Delegations from Albania, Bosnia-Herzegovina, Bulgaria, Croatia, Macedonia, Romania and Serbia-Montenegro were each comprised of four representatives from ministries and standards certification bodies in the respective nations. A two-person observer delegation from Kosovo was also in attendance. According to statistics from the United States International Trade Commission, these nations represented more than $1.25 billion in product exports to the United States during 2002.

In addition to the standards and conformity assessment focus, sessions on the World Trade Organization (WTO) and its Technical Barriers to Trade Agreement (WTO/TBT), WTO/TBT enquiry points, the transparency of information, and mutual recognition arrangements/agreements and multi-lateral agreements were presented by a panel of experts. Representatives of the American National Standards Institute*; ANSI-accredited standards developers ASTM International, National Electrical Manufacturers Association (NEMA)*, and Underwriters Laboratories, Inc. (UL)*; the International Organization for Standardization (ISO); the World Trade Organization (WTO); and the Stability Pact Trade Working Group addressed the audience at various times during the week.

“The workshop was an extraordinary opportunity to meet and work with colleagues from the Stability Pact nations,” said Helen Delaney, who represented ASTM International on the panel of experts. “While these nations are anticipating membership in the European Union and the adoption of European laws and standards, their interest in the U.S. standards system and in international standardization is a clear indication of a region bent on industrial development and international trade.
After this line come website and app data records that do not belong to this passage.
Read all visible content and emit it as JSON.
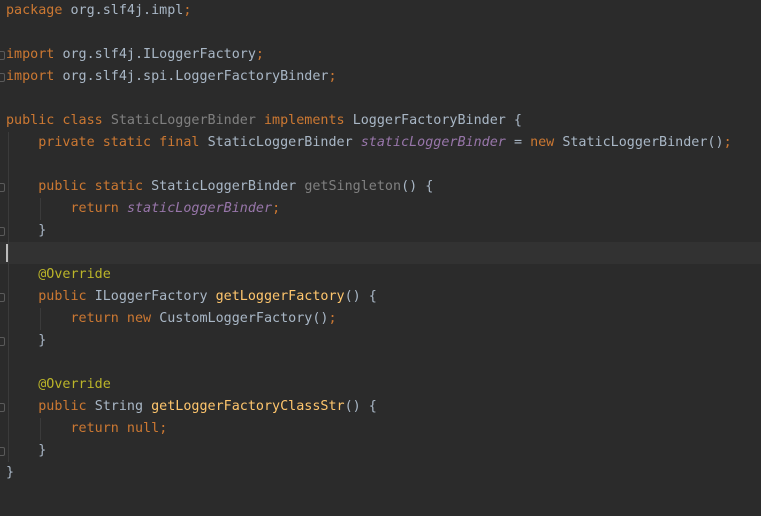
{
  "code": {
    "l1": {
      "kw": "package",
      "rest": "org.slf4j.impl",
      "semi": ";"
    },
    "l3": {
      "kw": "import",
      "rest": "org.slf4j.ILoggerFactory",
      "semi": ";"
    },
    "l4": {
      "kw": "import",
      "rest": "org.slf4j.spi.LoggerFactoryBinder",
      "semi": ";"
    },
    "l6": {
      "kw1": "public class",
      "name": "StaticLoggerBinder",
      "kw2": "implements",
      "rest": "LoggerFactoryBinder {"
    },
    "l7": {
      "kw": "private static final",
      "type": "StaticLoggerBinder",
      "field": "staticLoggerBinder",
      "eq": "=",
      "kw2": "new",
      "call": "StaticLoggerBinder()",
      "semi": ";"
    },
    "l9": {
      "kw": "public static",
      "type": "StaticLoggerBinder",
      "fn": "getSingleton",
      "rest": "() {"
    },
    "l10": {
      "kw": "return",
      "field": "staticLoggerBinder",
      "semi": ";"
    },
    "l11": {
      "rest": "}"
    },
    "l13": {
      "annot": "@Override"
    },
    "l14": {
      "kw": "public",
      "type": "ILoggerFactory",
      "fn": "getLoggerFactory",
      "rest": "() {"
    },
    "l15": {
      "kw": "return new",
      "call": "CustomLoggerFactory()",
      "semi": ";"
    },
    "l16": {
      "rest": "}"
    },
    "l18": {
      "annot": "@Override"
    },
    "l19": {
      "kw": "public",
      "type": "String",
      "fn": "getLoggerFactoryClassStr",
      "rest": "() {"
    },
    "l20": {
      "kw": "return null",
      "semi": ";"
    },
    "l21": {
      "rest": "}"
    },
    "l22": {
      "rest": "}"
    }
  }
}
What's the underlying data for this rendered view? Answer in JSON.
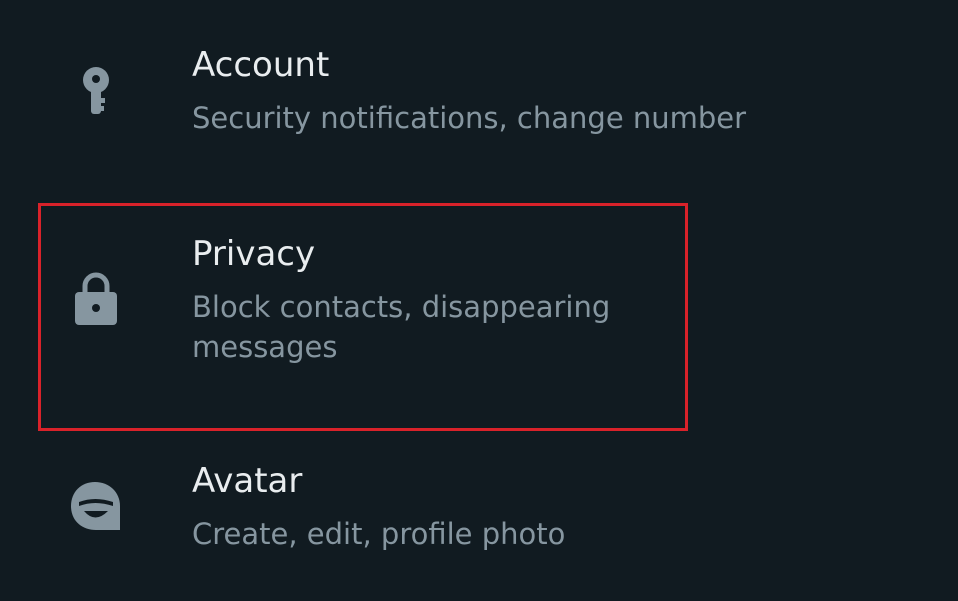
{
  "settings": {
    "items": [
      {
        "id": "account",
        "icon": "key-icon",
        "title": "Account",
        "subtitle": "Security notifications, change number"
      },
      {
        "id": "privacy",
        "icon": "lock-icon",
        "title": "Privacy",
        "subtitle": "Block contacts, disappearing messages",
        "highlighted": true
      },
      {
        "id": "avatar",
        "icon": "avatar-icon",
        "title": "Avatar",
        "subtitle": "Create, edit, profile photo"
      }
    ]
  },
  "colors": {
    "background": "#111b21",
    "title_text": "#e9edef",
    "subtitle_text": "#8696a0",
    "icon": "#8696a0",
    "highlight_border": "#d9222a"
  }
}
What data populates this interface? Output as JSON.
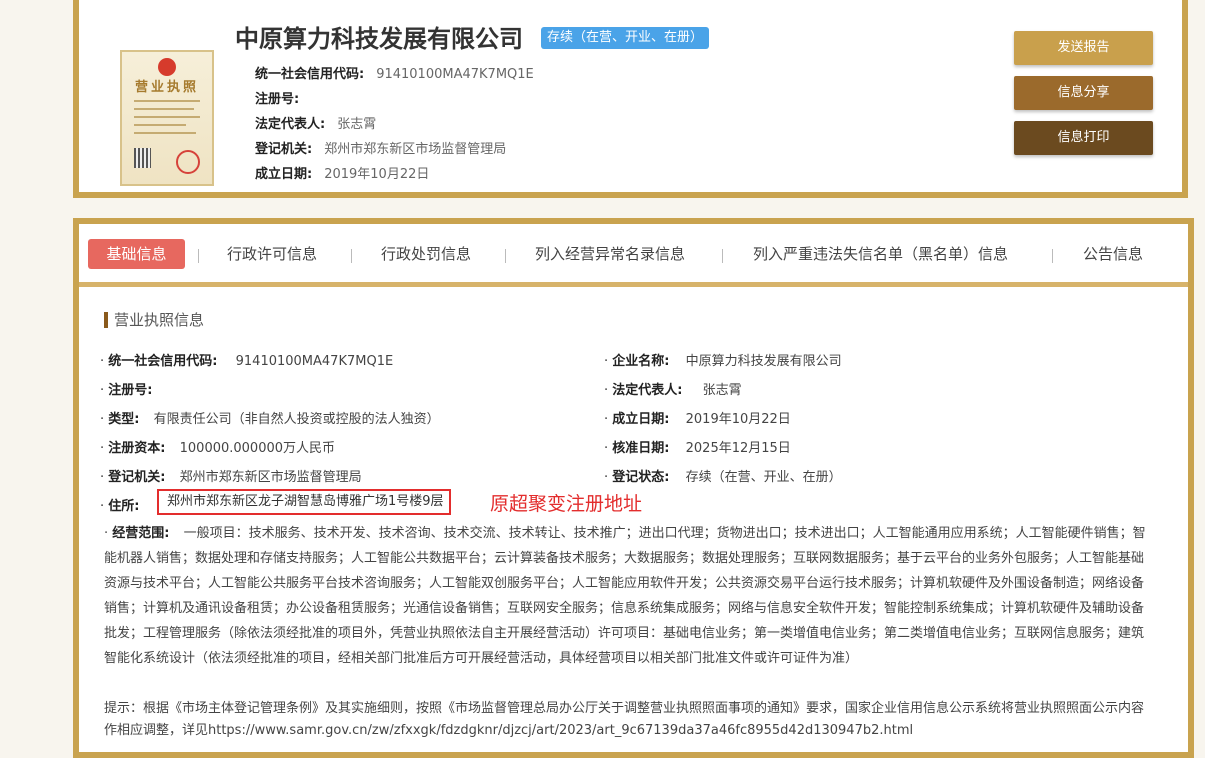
{
  "company": {
    "name": "中原算力科技发展有限公司",
    "status": "存续（在营、开业、在册）",
    "credit_code_label": "统一社会信用代码:",
    "credit_code": "91410100MA47K7MQ1E",
    "reg_no_label": "注册号:",
    "reg_no": "",
    "legal_rep_label": "法定代表人:",
    "legal_rep": "张志霄",
    "authority_label": "登记机关:",
    "authority": "郑州市郑东新区市场监督管理局",
    "founded_label": "成立日期:",
    "founded": "2019年10月22日"
  },
  "actions": {
    "send_report": "发送报告",
    "share": "信息分享",
    "print": "信息打印"
  },
  "colors": {
    "border_gold": "#c9a34f",
    "btn_send": "#c9a04c",
    "btn_share": "#9b6a2c",
    "btn_print": "#6b4a1f",
    "active_tab": "#e7685f",
    "status_badge": "#4aa3e8",
    "highlight_red": "#e32d2d"
  },
  "tabs": [
    {
      "label": "基础信息",
      "active": true
    },
    {
      "label": "行政许可信息"
    },
    {
      "label": "行政处罚信息"
    },
    {
      "label": "列入经营异常名录信息"
    },
    {
      "label": "列入严重违法失信名单（黑名单）信息"
    },
    {
      "label": "公告信息"
    }
  ],
  "section": {
    "title": "营业执照信息",
    "bullet": "·"
  },
  "fields": {
    "credit_code": {
      "label": "统一社会信用代码:",
      "value": "91410100MA47K7MQ1E"
    },
    "company_name": {
      "label": "企业名称:",
      "value": "中原算力科技发展有限公司"
    },
    "reg_no": {
      "label": "注册号:",
      "value": ""
    },
    "legal_rep": {
      "label": "法定代表人:",
      "value": "张志霄"
    },
    "type": {
      "label": "类型:",
      "value": "有限责任公司（非自然人投资或控股的法人独资）"
    },
    "founded": {
      "label": "成立日期:",
      "value": "2019年10月22日"
    },
    "capital": {
      "label": "注册资本:",
      "value": "100000.000000万人民币"
    },
    "approved": {
      "label": "核准日期:",
      "value": "2025年12月15日"
    },
    "authority": {
      "label": "登记机关:",
      "value": "郑州市郑东新区市场监督管理局"
    },
    "reg_status": {
      "label": "登记状态:",
      "value": "存续（在营、开业、在册）"
    },
    "address": {
      "label": "住所:",
      "value": "郑州市郑东新区龙子湖智慧岛博雅广场1号楼9层"
    }
  },
  "annotation": "原超聚变注册地址",
  "scope": {
    "label": "经营范围:",
    "text": "一般项目：技术服务、技术开发、技术咨询、技术交流、技术转让、技术推广；进出口代理；货物进出口；技术进出口；人工智能通用应用系统；人工智能硬件销售；智能机器人销售；数据处理和存储支持服务；人工智能公共数据平台；云计算装备技术服务；大数据服务；数据处理服务；互联网数据服务；基于云平台的业务外包服务；人工智能基础资源与技术平台；人工智能公共服务平台技术咨询服务；人工智能双创服务平台；人工智能应用软件开发；公共资源交易平台运行技术服务；计算机软硬件及外围设备制造；网络设备销售；计算机及通讯设备租赁；办公设备租赁服务；光通信设备销售；互联网安全服务；信息系统集成服务；网络与信息安全软件开发；智能控制系统集成；计算机软硬件及辅助设备批发；工程管理服务（除依法须经批准的项目外，凭营业执照依法自主开展经营活动）许可项目：基础电信业务；第一类增值电信业务；第二类增值电信业务；互联网信息服务；建筑智能化系统设计（依法须经批准的项目，经相关部门批准后方可开展经营活动，具体经营项目以相关部门批准文件或许可证件为准）"
  },
  "tip": "提示：根据《市场主体登记管理条例》及其实施细则，按照《市场监督管理总局办公厅关于调整营业执照照面事项的通知》要求，国家企业信用信息公示系统将营业执照照面公示内容作相应调整，详见https://www.samr.gov.cn/zw/zfxxgk/fdzdgknr/djzcj/art/2023/art_9c67139da37a46fc8955d42d130947b2.html",
  "license_image": {
    "title": "营业执照"
  }
}
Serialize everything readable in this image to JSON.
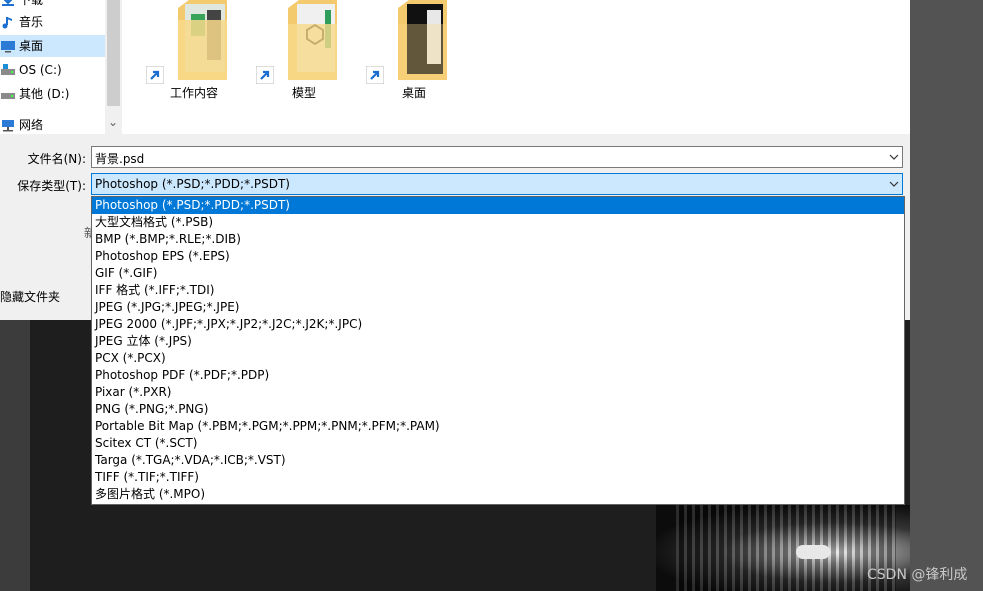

This is evidenced, in part, through their membership in groups such as ASTM International, ISO, the International Laboratory Accreditation Committee, the International Accreditation Forum, and others. We wish them well.”

CLDP consultant John Donaldson, recently retired chairman of the ISO Conformity Assessment Committee (ISO/CASCO) and formerly of ANSI and the National Institute of Standards and Technology (NIST), played a key role in the discussions, answering numerous questions relating to conformity assessment procedures.

Donaldson also assisted in the summation of near- and long-term objectives. Key among these is the development of mechanisms to enhance information sharing within the region. Though several solutions were proposed, a number of delegates expressed support for establishing their respective WTO inquiry points as central repositories of information that can be shared among the other member nations. Delegates recognized, however, that each nation was in a different stage in the process of applying for or achieving membership in the World Trade Organization and in the European Union.

The development of a resource inventory – both in terms of information and in such other areas as training programs for both standardization and conformity assessment activities – was also identified as a top near-term objective.

The proposals were in line with the conference goal to develop a roadmap towards the regional coordination of standards and conformity assessment based on international standards and guidelines for conformity assessment procedures. The roadmap will consist of guidelines and a timeline delineating when and how the countries will establish mutual acceptance arrangements in testing, calibration, and certification of standards, and in identifying common areas for consideration as regional standards.

“There is a vast diversity among you,” Donaldson told the participants. “You need to identify resources that are relevant in these areas and identify those [within your countries] who have responsibility for standards, metrology and conformity assessment. Share who those points of contact are and let those people know that they should coordinate and share information directly among themselves. Your cooperation is not only possible, it is imperative.”

“There are so many ‘parts’ that make an economy and political system work,” agreed Mr. Kerr in his closing remarks. “The standards work that you do is an extremely important component of a vibrant economy.”

CLDP organized the program and will be responsible for tracking actions taken. The U.S. State Department SEED (Southeastern Europe Economic Development) Fund and the U.S. Agency for International Development provided funding for the conference.

*NEMA was represented by Gene Eckert, Director of Global Standardization Programs; UL was represented by Carlos Correia of the UL Europe office. ANSI was represented by Stacy Leistner, Director of Communications and Public Relations.

ANSI Membership